## PROBLEM TO WORK ON
Every record is to be duplicated exactly as it reads, without its images.

## DATASET RECORDS
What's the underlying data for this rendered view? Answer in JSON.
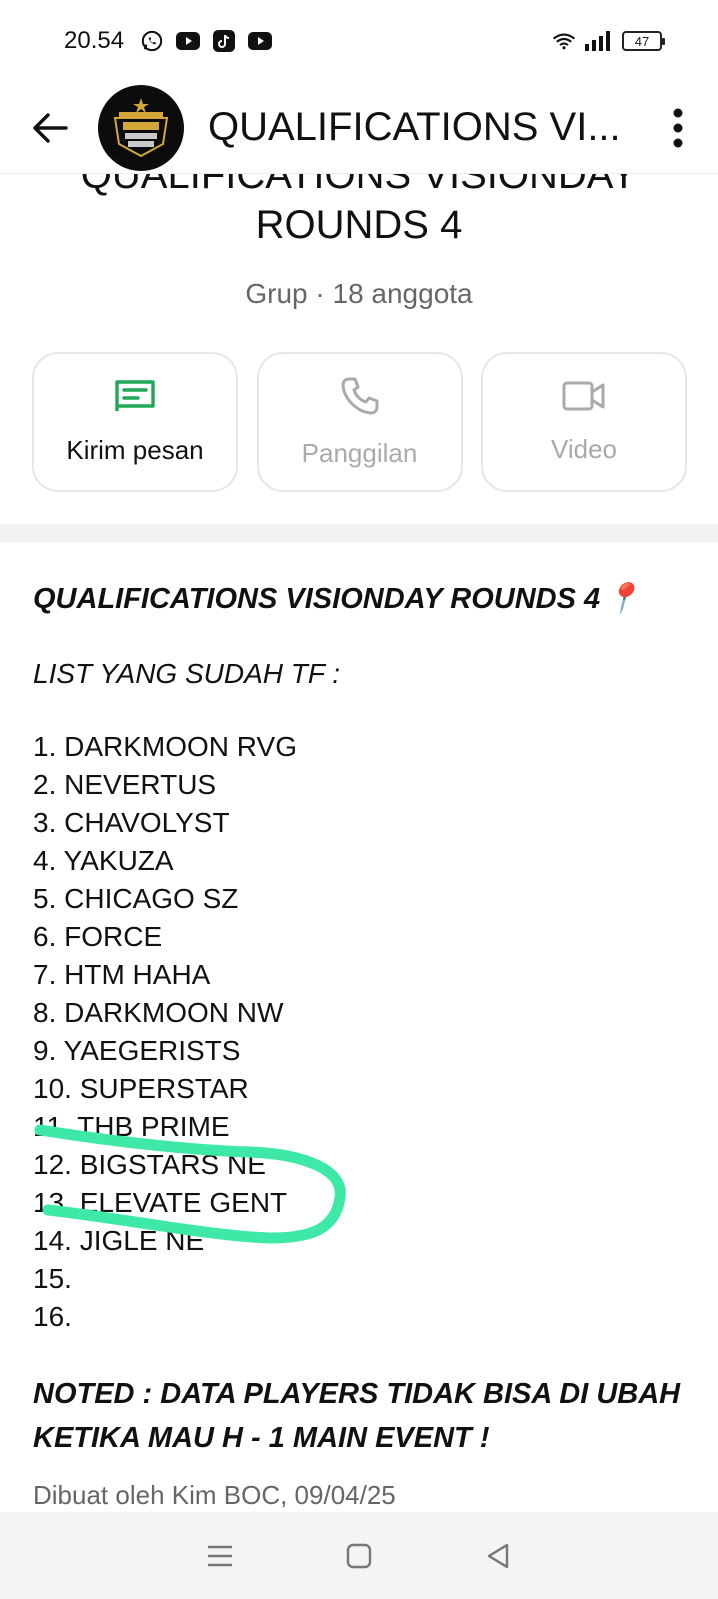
{
  "status": {
    "time": "20.54",
    "battery": "47",
    "icons": [
      "whatsapp-icon",
      "youtube-icon",
      "tiktok-icon",
      "youtube-icon",
      "wifi-icon",
      "signal-icon",
      "battery-icon"
    ]
  },
  "header": {
    "title": "QUALIFICATIONS VI...",
    "avatar_icon": "group-avatar-logo"
  },
  "group": {
    "name_line1": "QUALIFICATIONS VISIONDAY",
    "name_line2": "ROUNDS 4",
    "meta": "Grup · 18 anggota"
  },
  "actions": [
    {
      "label": "Kirim pesan",
      "icon": "message-icon",
      "enabled": true
    },
    {
      "label": "Panggilan",
      "icon": "phone-icon",
      "enabled": false
    },
    {
      "label": "Video",
      "icon": "video-icon",
      "enabled": false
    }
  ],
  "description": {
    "title": "QUALIFICATIONS VISIONDAY ROUNDS 4",
    "title_emoji": "📍",
    "subtitle": "LIST YANG SUDAH TF :",
    "teams": [
      "1. DARKMOON RVG",
      "2. NEVERTUS",
      "3. CHAVOLYST",
      "4. YAKUZA",
      "5. CHICAGO SZ",
      "6. FORCE",
      "7. HTM HAHA",
      "8. DARKMOON NW",
      "9. YAEGERISTS",
      "10. SUPERSTAR",
      "11. THB PRIME",
      "12. BIGSTARS NE",
      "13. ELEVATE GENT",
      "14. JIGLE NE",
      "15.",
      "16."
    ],
    "note_line1": "NOTED : DATA PLAYERS TIDAK BISA DI UBAH",
    "note_line2": "KETIKA MAU H - 1 MAIN EVENT !",
    "created": "Dibuat oleh Kim BOC, 09/04/25"
  },
  "colors": {
    "accent": "#1fa855",
    "highlight_stroke": "#3ee8a6",
    "muted": "#aaaaaa"
  },
  "nav": [
    "menu-icon",
    "home-icon",
    "back-triangle-icon"
  ]
}
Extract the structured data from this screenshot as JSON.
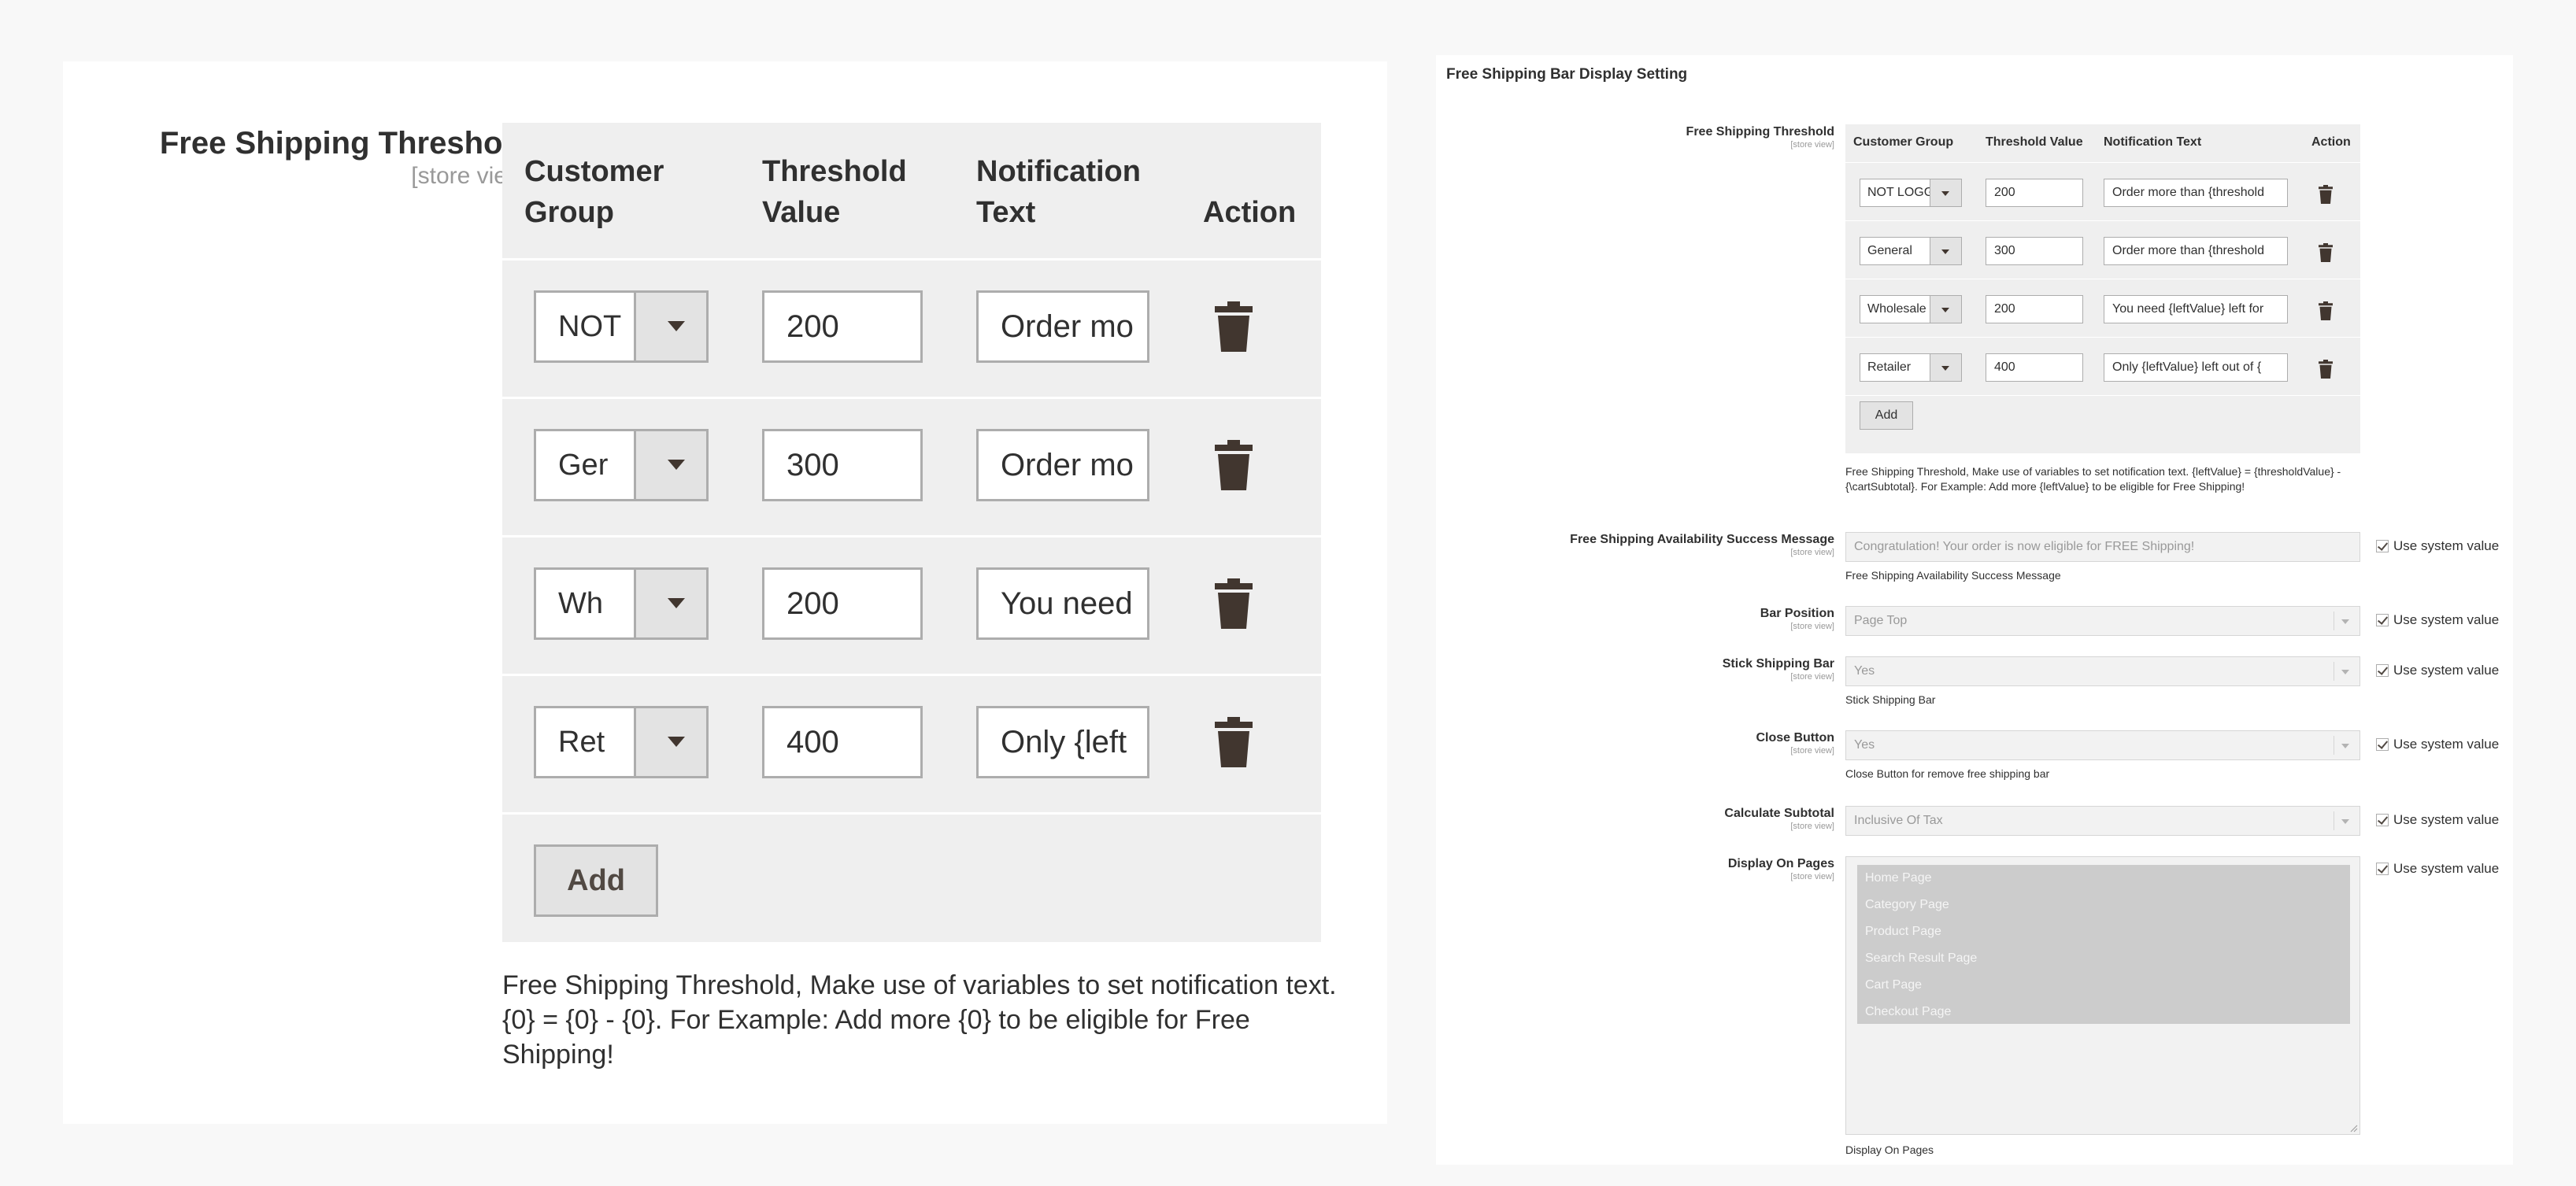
{
  "zoom": {
    "label": "Free Shipping Threshold",
    "scope": "[store view]",
    "headers": [
      "Customer Group",
      "Threshold Value",
      "Notification Text",
      "Action"
    ],
    "rows": [
      {
        "group": "NOT",
        "value": "200",
        "text": "Order mo"
      },
      {
        "group": "Ger",
        "value": "300",
        "text": "Order mo"
      },
      {
        "group": "Wh",
        "value": "200",
        "text": "You need"
      },
      {
        "group": "Ret",
        "value": "400",
        "text": "Only {left"
      }
    ],
    "add_label": "Add",
    "note": "Free Shipping Threshold, Make use of variables to set notification text. {0} = {0} - {0}. For Example: Add more {0} to be eligible for Free Shipping!"
  },
  "config": {
    "title": "Free Shipping Bar Display Setting",
    "scope": "[store view]",
    "threshold": {
      "label": "Free Shipping Threshold",
      "headers": [
        "Customer Group",
        "Threshold Value",
        "Notification Text",
        "Action"
      ],
      "rows": [
        {
          "group": "NOT LOGGED IN",
          "value": "200",
          "text": "Order more than {threshold"
        },
        {
          "group": "General",
          "value": "300",
          "text": "Order more than {threshold"
        },
        {
          "group": "Wholesale",
          "value": "200",
          "text": "You need {leftValue} left for"
        },
        {
          "group": "Retailer",
          "value": "400",
          "text": "Only {leftValue} left out of {"
        }
      ],
      "add_label": "Add",
      "note": "Free Shipping Threshold, Make use of variables to set notification text. {leftValue} = {thresholdValue} - {\\cartSubtotal}. For Example: Add more {leftValue} to be eligible for Free Shipping!"
    },
    "success_message": {
      "label": "Free Shipping Availability Success Message",
      "value": "Congratulation! Your order is now eligible for FREE Shipping!",
      "note": "Free Shipping Availability Success Message"
    },
    "bar_position": {
      "label": "Bar Position",
      "value": "Page Top"
    },
    "stick_bar": {
      "label": "Stick Shipping Bar",
      "value": "Yes",
      "note": "Stick Shipping Bar"
    },
    "close_button": {
      "label": "Close Button",
      "value": "Yes",
      "note": "Close Button for remove free shipping bar"
    },
    "calc_subtotal": {
      "label": "Calculate Subtotal",
      "value": "Inclusive Of Tax"
    },
    "display_pages": {
      "label": "Display On Pages",
      "options": [
        "Home Page",
        "Category Page",
        "Product Page",
        "Search Result Page",
        "Cart Page",
        "Checkout Page"
      ],
      "note": "Display On Pages"
    },
    "use_system_value": "Use system value"
  }
}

## SOLUTION TO THE PROBLEM
What's the underlying data for this rendered view? Answer in JSON.
{
  "status": {
    "time": "20.54",
    "battery": "47",
    "icons": [
      "whatsapp-icon",
      "youtube-icon",
      "tiktok-icon",
      "youtube-icon",
      "wifi-icon",
      "signal-icon",
      "battery-icon"
    ]
  },
  "header": {
    "title": "QUALIFICATIONS VI...",
    "avatar_icon": "group-avatar-logo"
  },
  "group": {
    "name_line1": "QUALIFICATIONS VISIONDAY",
    "name_line2": "ROUNDS 4",
    "meta": "Grup · 18 anggota"
  },
  "actions": [
    {
      "label": "Kirim pesan",
      "icon": "message-icon",
      "enabled": true
    },
    {
      "label": "Panggilan",
      "icon": "phone-icon",
      "enabled": false
    },
    {
      "label": "Video",
      "icon": "video-icon",
      "enabled": false
    }
  ],
  "description": {
    "title": "QUALIFICATIONS VISIONDAY ROUNDS 4",
    "title_emoji": "📍",
    "subtitle": "LIST YANG SUDAH TF :",
    "teams": [
      "1. DARKMOON RVG",
      "2. NEVERTUS",
      "3. CHAVOLYST",
      "4. YAKUZA",
      "5. CHICAGO SZ",
      "6. FORCE",
      "7. HTM HAHA",
      "8. DARKMOON NW",
      "9. YAEGERISTS",
      "10. SUPERSTAR",
      "11. THB PRIME",
      "12. BIGSTARS NE",
      "13. ELEVATE GENT",
      "14. JIGLE NE",
      "15.",
      "16."
    ],
    "note_line1": "NOTED : DATA PLAYERS TIDAK BISA DI UBAH",
    "note_line2": "KETIKA MAU H - 1 MAIN EVENT !",
    "created": "Dibuat oleh Kim BOC, 09/04/25"
  },
  "colors": {
    "accent": "#1fa855",
    "highlight_stroke": "#3ee8a6",
    "muted": "#aaaaaa"
  },
  "nav": [
    "menu-icon",
    "home-icon",
    "back-triangle-icon"
  ]
}
Extract the structured data from this screenshot as JSON.
{
  "zoom": {
    "label": "Free Shipping Threshold",
    "scope": "[store view]",
    "headers": [
      "Customer Group",
      "Threshold Value",
      "Notification Text",
      "Action"
    ],
    "rows": [
      {
        "group": "NOT",
        "value": "200",
        "text": "Order mo"
      },
      {
        "group": "Ger",
        "value": "300",
        "text": "Order mo"
      },
      {
        "group": "Wh",
        "value": "200",
        "text": "You need"
      },
      {
        "group": "Ret",
        "value": "400",
        "text": "Only {left"
      }
    ],
    "add_label": "Add",
    "note": "Free Shipping Threshold, Make use of variables to set notification text. {0} = {0} - {0}. For Example: Add more {0} to be eligible for Free Shipping!"
  },
  "config": {
    "title": "Free Shipping Bar Display Setting",
    "scope": "[store view]",
    "threshold": {
      "label": "Free Shipping Threshold",
      "headers": [
        "Customer Group",
        "Threshold Value",
        "Notification Text",
        "Action"
      ],
      "rows": [
        {
          "group": "NOT LOGGED IN",
          "value": "200",
          "text": "Order more than {threshold"
        },
        {
          "group": "General",
          "value": "300",
          "text": "Order more than {threshold"
        },
        {
          "group": "Wholesale",
          "value": "200",
          "text": "You need {leftValue} left for"
        },
        {
          "group": "Retailer",
          "value": "400",
          "text": "Only {leftValue} left out of {"
        }
      ],
      "add_label": "Add",
      "note": "Free Shipping Threshold, Make use of variables to set notification text. {leftValue} = {thresholdValue} - {\\cartSubtotal}. For Example: Add more {leftValue} to be eligible for Free Shipping!"
    },
    "success_message": {
      "label": "Free Shipping Availability Success Message",
      "value": "Congratulation! Your order is now eligible for FREE Shipping!",
      "note": "Free Shipping Availability Success Message"
    },
    "bar_position": {
      "label": "Bar Position",
      "value": "Page Top"
    },
    "stick_bar": {
      "label": "Stick Shipping Bar",
      "value": "Yes",
      "note": "Stick Shipping Bar"
    },
    "close_button": {
      "label": "Close Button",
      "value": "Yes",
      "note": "Close Button for remove free shipping bar"
    },
    "calc_subtotal": {
      "label": "Calculate Subtotal",
      "value": "Inclusive Of Tax"
    },
    "display_pages": {
      "label": "Display On Pages",
      "options": [
        "Home Page",
        "Category Page",
        "Product Page",
        "Search Result Page",
        "Cart Page",
        "Checkout Page"
      ],
      "note": "Display On Pages"
    },
    "use_system_value": "Use system value"
  }
}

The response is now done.